Losing a baby is devastating, but the pain and worry doesn’t disappear when a family is expecting again.
To help support mums-to-be a specialist clinic has been running at Ipswich Hospital as part of a research study, with regular scans, the same clinical team and on-hand reassurance should the family need it.
The rainbow clinic is run by Dr Nishigandh Deole and bereavement midwife Ali Brett, who ensure the same team so they have continuous care throughout their pregnancies. They see the parent-to-be every three to four weeks or more for a scan and a face-to-face appointment to discuss any medical concerns, birth choices and talk about any emotional worries too.
Luanne and partner Lee with Reau
Luanne Herrington lost her baby girl River in 2018 when she was 20 weeks pregnant. Luanne, who already had son Rory, became pregnant again in 2019 and gave birth to Reau, now two, and then again this year with baby Rockie, born in September.
Luanne, a horse-riding instructor, was supported through her pregnancies through the rainbow clinic.
Baby Rockie born in September
The 28-year-old said: “It was very reassuring, as if you were worried, you knew a scan wasn’t that far away. You dread them too of course. I had times when I was worried about movements, but I’d speak to Ali and she would check the heartbeat. They always said if I was worried to get in touch. I felt so supported.
“They know what you’ve been through, so you don’t have to keep going over your story and what happened. I’d recommend anyone in a similar position to go to the rainbow clinic too.”
The clinic is also part of a research study with the Tommy’s National Rainbow clinic study, a specialist antenatal service for women and families following a stillbirth or neonatal death, and is a five-year study initiated by University of Manchester and led by Professor Alexander Heazell.
Midwife Ali Brett said: “We see a lot of women who are high risk, often from gestational diabetes or other medical conditions. We offer three weekly appointments from 23 weeks gestation to monitor the placenta and growth of the baby.
“The appointments are also about a person’s mental health – to offer support and make sure they know they can contact us if they need to. We work closely with community midwives too.”

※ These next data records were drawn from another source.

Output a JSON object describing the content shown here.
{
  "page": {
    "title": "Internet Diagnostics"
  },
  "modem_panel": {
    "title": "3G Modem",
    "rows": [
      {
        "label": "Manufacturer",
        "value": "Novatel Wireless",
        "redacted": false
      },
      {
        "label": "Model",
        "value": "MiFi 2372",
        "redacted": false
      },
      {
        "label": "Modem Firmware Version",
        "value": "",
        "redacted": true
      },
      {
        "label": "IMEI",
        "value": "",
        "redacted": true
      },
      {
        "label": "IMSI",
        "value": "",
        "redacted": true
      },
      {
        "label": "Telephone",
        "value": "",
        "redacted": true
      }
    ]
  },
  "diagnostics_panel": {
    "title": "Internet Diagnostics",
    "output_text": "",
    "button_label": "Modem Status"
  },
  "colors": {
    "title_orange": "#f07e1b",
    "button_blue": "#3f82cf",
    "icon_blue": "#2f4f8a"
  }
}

Dr Deole, consultant for obstetric and fetal medicine, said the clinic is a huge benefit for people who are expecting a baby after a loss.
Dr Nishigandh Deole

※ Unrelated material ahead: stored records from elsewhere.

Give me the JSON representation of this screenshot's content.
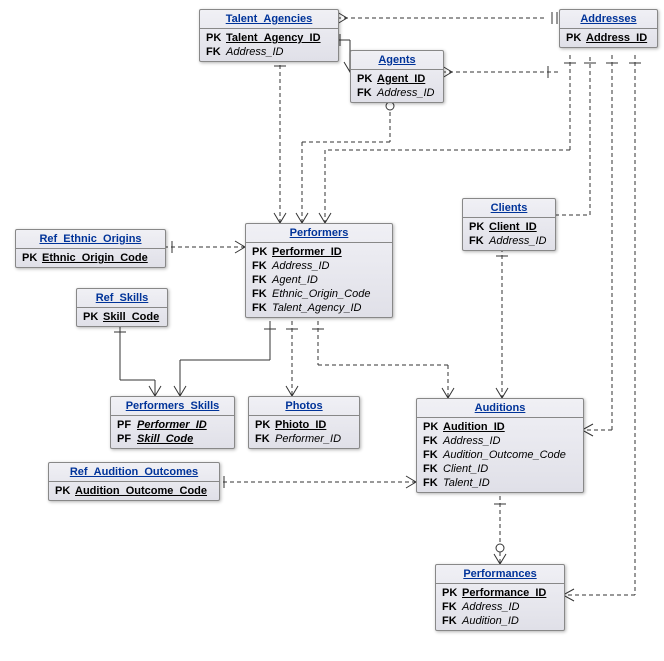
{
  "entities": {
    "talent_agencies": {
      "title": "Talent_Agencies",
      "attrs": [
        {
          "key": "PK",
          "name": "Talent_Agency_ID",
          "cls": "pk"
        },
        {
          "key": "FK",
          "name": "Address_ID",
          "cls": "fk"
        }
      ]
    },
    "agents": {
      "title": "Agents",
      "attrs": [
        {
          "key": "PK",
          "name": "Agent_ID",
          "cls": "pk"
        },
        {
          "key": "FK",
          "name": "Address_ID",
          "cls": "fk"
        }
      ]
    },
    "addresses": {
      "title": "Addresses",
      "attrs": [
        {
          "key": "PK",
          "name": "Address_ID",
          "cls": "pk"
        }
      ]
    },
    "ref_ethnic_origins": {
      "title": "Ref_Ethnic_Origins",
      "attrs": [
        {
          "key": "PK",
          "name": "Ethnic_Origin_Code",
          "cls": "pk"
        }
      ]
    },
    "ref_skills": {
      "title": "Ref_Skills",
      "attrs": [
        {
          "key": "PK",
          "name": "Skill_Code",
          "cls": "pk"
        }
      ]
    },
    "performers": {
      "title": "Performers",
      "attrs": [
        {
          "key": "PK",
          "name": "Performer_ID",
          "cls": "pk"
        },
        {
          "key": "FK",
          "name": "Address_ID",
          "cls": "fk"
        },
        {
          "key": "FK",
          "name": "Agent_ID",
          "cls": "fk"
        },
        {
          "key": "FK",
          "name": "Ethnic_Origin_Code",
          "cls": "fk"
        },
        {
          "key": "FK",
          "name": "Talent_Agency_ID",
          "cls": "fk"
        }
      ]
    },
    "clients": {
      "title": "Clients",
      "attrs": [
        {
          "key": "PK",
          "name": "Client_ID",
          "cls": "pk"
        },
        {
          "key": "FK",
          "name": "Address_ID",
          "cls": "fk"
        }
      ]
    },
    "performers_skills": {
      "title": "Performers_Skills",
      "attrs": [
        {
          "key": "PF",
          "name": "Performer_ID",
          "cls": "pf"
        },
        {
          "key": "PF",
          "name": "Skill_Code",
          "cls": "pf"
        }
      ]
    },
    "photos": {
      "title": "Photos",
      "attrs": [
        {
          "key": "PK",
          "name": "Phioto_ID",
          "cls": "pk"
        },
        {
          "key": "FK",
          "name": "Performer_ID",
          "cls": "fk"
        }
      ]
    },
    "ref_audition_outcomes": {
      "title": "Ref_Audition_Outcomes",
      "attrs": [
        {
          "key": "PK",
          "name": "Audition_Outcome_Code",
          "cls": "pk"
        }
      ]
    },
    "auditions": {
      "title": "Auditions",
      "attrs": [
        {
          "key": "PK",
          "name": "Audition_ID",
          "cls": "pk"
        },
        {
          "key": "FK",
          "name": "Address_ID",
          "cls": "fk"
        },
        {
          "key": "FK",
          "name": "Audition_Outcome_Code",
          "cls": "fk"
        },
        {
          "key": "FK",
          "name": "Client_ID",
          "cls": "fk"
        },
        {
          "key": "FK",
          "name": "Talent_ID",
          "cls": "fk"
        }
      ]
    },
    "performances": {
      "title": "Performances",
      "attrs": [
        {
          "key": "PK",
          "name": "Performance_ID",
          "cls": "pk"
        },
        {
          "key": "FK",
          "name": "Address_ID",
          "cls": "fk"
        },
        {
          "key": "FK",
          "name": "Audition_ID",
          "cls": "fk"
        }
      ]
    }
  }
}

He added: “Women who see us are under a lot of stress, so seeing the same people is reassuring. We really want to give them the best care we can. It is a holistic approach about all aspects of the person and the care they need throughout pregnancy. We know the mental health issues can be difficult too.”
The Rainbow Clinic is part of a research study over five years and the Research Team at ESNEFT helped support setting up the project. Dr Deole said the information gained can also help us to understand why people may have had a loss.
With Luanne, when she lost River the placenta was sent off to be looked at, alongside various blood tests taken from them both. It was discovered the condition CHI (Chronic Histiocytic Intervillositis) was present which is a placental condition affecting the growth and development of the baby.
Tina, James and their two rainbow babies Hermione and newborn Isabella
For mum-of-two Tina Higgins the clinic offered a lot of emotional support when she lost her baby son Sebastian at 27 weeks’ gestation. He was stillborn. Tina, said it was a devastating time for her and husband James.
When she fell pregnant again – with Hermione who is now two – she said she felt anxious about the chance of it happening again.
Tina, who works as head of claims and capability development at a major insurance company, said: “I was petrified. Really really worried.”
Tina was supported by Ali and Dr Deole, and again when she was pregnant with her daughter Isabella, who was born in September. “The care I received was incredible and they were bothered about my mental wellbeing too. No concern was too much, and I was never viewed as being overly worried.
“Ali and Dr Deole were so thorough – he went through every single scan in such detail to make me feel really reassured.
“I wasn’t panicked and I really trusted him. It was all just so reassuring, and when he moved my c-section date I wasn’t worried – I knew he was making the decision for the right reason.”
Tina with baby Isabella born in September
Dad Gary Cutt also said the Rainbow Clinic was a huge support. Gary and partner Laura Allen lost their first baby Scarlett at term, seven years ago. The couple had their rainbow baby Hermione in November.
He said: “When we lost Scarlett, the grief physically hurt me, and Laura mentally blocked out a lot of it.
“No amount of time is enough to get over the loss. You mourn not only the loss of the child, but the loss of their future, the life they never will have. To take the decision to try for another is a monumental one. One which is never taken lightly.
“The approach Ali and Dr Deole had with us is not only essential but needed in situations such as ours. It’s an inspiration and the perfect example of the love of their work and compassion for those who they work with.”
Couples who have lost a baby after 24 weeks gestation or in the early neonatal period are eligible to join The Tommy’s National Rainbow Clinic Study, they can speak to the community midwife or consultant for a referral.
The Rainbow Clinic study is running at Ipswich Hospital and Ali Brett and maternity bereavement officer are also a support for any family who have experienced the loss of a baby, whatever the gestation. There is also a bereavement midwife and support available at Colchester Hospital.Back to top